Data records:
__________________________________________________

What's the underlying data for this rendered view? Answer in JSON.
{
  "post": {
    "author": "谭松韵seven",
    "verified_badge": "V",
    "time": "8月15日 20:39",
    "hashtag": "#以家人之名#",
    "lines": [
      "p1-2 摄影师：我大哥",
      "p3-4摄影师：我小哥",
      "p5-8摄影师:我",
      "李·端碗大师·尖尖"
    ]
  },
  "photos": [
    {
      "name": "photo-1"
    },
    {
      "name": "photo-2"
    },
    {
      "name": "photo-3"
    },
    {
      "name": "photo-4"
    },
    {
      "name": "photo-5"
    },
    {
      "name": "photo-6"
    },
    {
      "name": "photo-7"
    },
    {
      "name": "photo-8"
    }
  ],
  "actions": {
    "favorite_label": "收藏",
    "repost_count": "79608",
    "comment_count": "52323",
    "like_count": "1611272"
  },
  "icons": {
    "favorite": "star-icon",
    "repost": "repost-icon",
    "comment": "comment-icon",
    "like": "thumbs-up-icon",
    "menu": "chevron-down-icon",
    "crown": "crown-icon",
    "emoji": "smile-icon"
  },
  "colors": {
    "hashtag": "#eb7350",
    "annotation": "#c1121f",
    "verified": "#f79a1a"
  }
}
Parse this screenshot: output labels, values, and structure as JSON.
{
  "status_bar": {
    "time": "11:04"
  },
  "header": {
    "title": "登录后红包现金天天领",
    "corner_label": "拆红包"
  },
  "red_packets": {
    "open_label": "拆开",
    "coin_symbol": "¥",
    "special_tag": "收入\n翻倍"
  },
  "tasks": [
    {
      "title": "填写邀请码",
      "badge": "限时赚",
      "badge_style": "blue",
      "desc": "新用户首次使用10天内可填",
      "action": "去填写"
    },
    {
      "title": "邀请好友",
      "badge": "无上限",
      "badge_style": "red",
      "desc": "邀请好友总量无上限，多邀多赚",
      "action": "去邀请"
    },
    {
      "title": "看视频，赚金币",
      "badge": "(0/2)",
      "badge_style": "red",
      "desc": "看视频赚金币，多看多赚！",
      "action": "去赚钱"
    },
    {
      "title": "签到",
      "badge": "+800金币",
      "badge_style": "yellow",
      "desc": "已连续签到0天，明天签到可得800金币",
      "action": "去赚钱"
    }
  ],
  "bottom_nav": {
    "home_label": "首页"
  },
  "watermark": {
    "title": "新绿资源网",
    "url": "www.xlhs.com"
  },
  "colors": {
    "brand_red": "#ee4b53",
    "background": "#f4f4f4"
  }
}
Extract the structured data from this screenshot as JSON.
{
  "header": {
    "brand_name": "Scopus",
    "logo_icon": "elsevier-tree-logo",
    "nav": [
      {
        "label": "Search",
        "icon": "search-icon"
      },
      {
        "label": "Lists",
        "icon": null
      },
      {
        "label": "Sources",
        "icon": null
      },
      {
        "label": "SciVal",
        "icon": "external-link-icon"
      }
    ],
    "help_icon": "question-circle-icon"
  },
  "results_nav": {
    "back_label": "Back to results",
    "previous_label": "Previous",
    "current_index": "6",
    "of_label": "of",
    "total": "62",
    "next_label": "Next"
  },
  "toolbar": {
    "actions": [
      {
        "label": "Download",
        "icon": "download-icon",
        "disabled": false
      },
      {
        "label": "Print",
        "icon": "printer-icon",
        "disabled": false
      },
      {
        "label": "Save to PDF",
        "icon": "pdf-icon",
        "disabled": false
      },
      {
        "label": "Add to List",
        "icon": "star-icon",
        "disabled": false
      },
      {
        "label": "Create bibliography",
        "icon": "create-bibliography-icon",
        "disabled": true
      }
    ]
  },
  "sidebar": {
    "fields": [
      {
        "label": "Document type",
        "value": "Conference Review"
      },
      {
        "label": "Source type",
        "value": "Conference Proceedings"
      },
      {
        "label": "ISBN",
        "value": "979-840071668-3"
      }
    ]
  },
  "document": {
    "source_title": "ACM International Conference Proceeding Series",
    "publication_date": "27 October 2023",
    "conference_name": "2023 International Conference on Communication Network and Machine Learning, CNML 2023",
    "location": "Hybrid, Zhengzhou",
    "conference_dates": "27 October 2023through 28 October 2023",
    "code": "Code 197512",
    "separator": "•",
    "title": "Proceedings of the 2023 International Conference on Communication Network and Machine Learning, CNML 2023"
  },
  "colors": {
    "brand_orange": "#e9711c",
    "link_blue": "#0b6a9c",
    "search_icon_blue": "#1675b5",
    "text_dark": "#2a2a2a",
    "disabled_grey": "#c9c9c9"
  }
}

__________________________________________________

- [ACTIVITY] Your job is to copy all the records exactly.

- [RESPONSE TO THIS TASK]
What's the underlying data for this rendered view? Answer in JSON.
{
  "post": {
    "author": "谭松韵seven",
    "verified_badge": "V",
    "time": "8月15日 20:39",
    "hashtag": "#以家人之名#",
    "lines": [
      "p1-2 摄影师：我大哥",
      "p3-4摄影师：我小哥",
      "p5-8摄影师:我",
      "李·端碗大师·尖尖"
    ]
  },
  "photos": [
    {
      "name": "photo-1"
    },
    {
      "name": "photo-2"
    },
    {
      "name": "photo-3"
    },
    {
      "name": "photo-4"
    },
    {
      "name": "photo-5"
    },
    {
      "name": "photo-6"
    },
    {
      "name": "photo-7"
    },
    {
      "name": "photo-8"
    }
  ],
  "actions": {
    "favorite_label": "收藏",
    "repost_count": "79608",
    "comment_count": "52323",
    "like_count": "1611272"
  },
  "icons": {
    "favorite": "star-icon",
    "repost": "repost-icon",
    "comment": "comment-icon",
    "like": "thumbs-up-icon",
    "menu": "chevron-down-icon",
    "crown": "crown-icon",
    "emoji": "smile-icon"
  },
  "colors": {
    "hashtag": "#eb7350",
    "annotation": "#c1121f",
    "verified": "#f79a1a"
  }
}
Parse this screenshot: output labels, values, and structure as JSON.
{
  "status_bar": {
    "time": "11:04"
  },
  "header": {
    "title": "登录后红包现金天天领",
    "corner_label": "拆红包"
  },
  "red_packets": {
    "open_label": "拆开",
    "coin_symbol": "¥",
    "special_tag": "收入\n翻倍"
  },
  "tasks": [
    {
      "title": "填写邀请码",
      "badge": "限时赚",
      "badge_style": "blue",
      "desc": "新用户首次使用10天内可填",
      "action": "去填写"
    },
    {
      "title": "邀请好友",
      "badge": "无上限",
      "badge_style": "red",
      "desc": "邀请好友总量无上限，多邀多赚",
      "action": "去邀请"
    },
    {
      "title": "看视频，赚金币",
      "badge": "(0/2)",
      "badge_style": "red",
      "desc": "看视频赚金币，多看多赚！",
      "action": "去赚钱"
    },
    {
      "title": "签到",
      "badge": "+800金币",
      "badge_style": "yellow",
      "desc": "已连续签到0天，明天签到可得800金币",
      "action": "去赚钱"
    }
  ],
  "bottom_nav": {
    "home_label": "首页"
  },
  "watermark": {
    "title": "新绿资源网",
    "url": "www.xlhs.com"
  },
  "colors": {
    "brand_red": "#ee4b53",
    "background": "#f4f4f4"
  }
}
Extract the structured data from this screenshot as JSON.
{
  "header": {
    "brand_name": "Scopus",
    "logo_icon": "elsevier-tree-logo",
    "nav": [
      {
        "label": "Search",
        "icon": "search-icon"
      },
      {
        "label": "Lists",
        "icon": null
      },
      {
        "label": "Sources",
        "icon": null
      },
      {
        "label": "SciVal",
        "icon": "external-link-icon"
      }
    ],
    "help_icon": "question-circle-icon"
  },
  "results_nav": {
    "back_label": "Back to results",
    "previous_label": "Previous",
    "current_index": "6",
    "of_label": "of",
    "total": "62",
    "next_label": "Next"
  },
  "toolbar": {
    "actions": [
      {
        "label": "Download",
        "icon": "download-icon",
        "disabled": false
      },
      {
        "label": "Print",
        "icon": "printer-icon",
        "disabled": false
      },
      {
        "label": "Save to PDF",
        "icon": "pdf-icon",
        "disabled": false
      },
      {
        "label": "Add to List",
        "icon": "star-icon",
        "disabled": false
      },
      {
        "label": "Create bibliography",
        "icon": "create-bibliography-icon",
        "disabled": true
      }
    ]
  },
  "sidebar": {
    "fields": [
      {
        "label": "Document type",
        "value": "Conference Review"
      },
      {
        "label": "Source type",
        "value": "Conference Proceedings"
      },
      {
        "label": "ISBN",
        "value": "979-840071668-3"
      }
    ]
  },
  "document": {
    "source_title": "ACM International Conference Proceeding Series",
    "publication_date": "27 October 2023",
    "conference_name": "2023 International Conference on Communication Network and Machine Learning, CNML 2023",
    "location": "Hybrid, Zhengzhou",
    "conference_dates": "27 October 2023through 28 October 2023",
    "code": "Code 197512",
    "separator": "•",
    "title": "Proceedings of the 2023 International Conference on Communication Network and Machine Learning, CNML 2023"
  },
  "colors": {
    "brand_orange": "#e9711c",
    "link_blue": "#0b6a9c",
    "search_icon_blue": "#1675b5",
    "text_dark": "#2a2a2a",
    "disabled_grey": "#c9c9c9"
  }
}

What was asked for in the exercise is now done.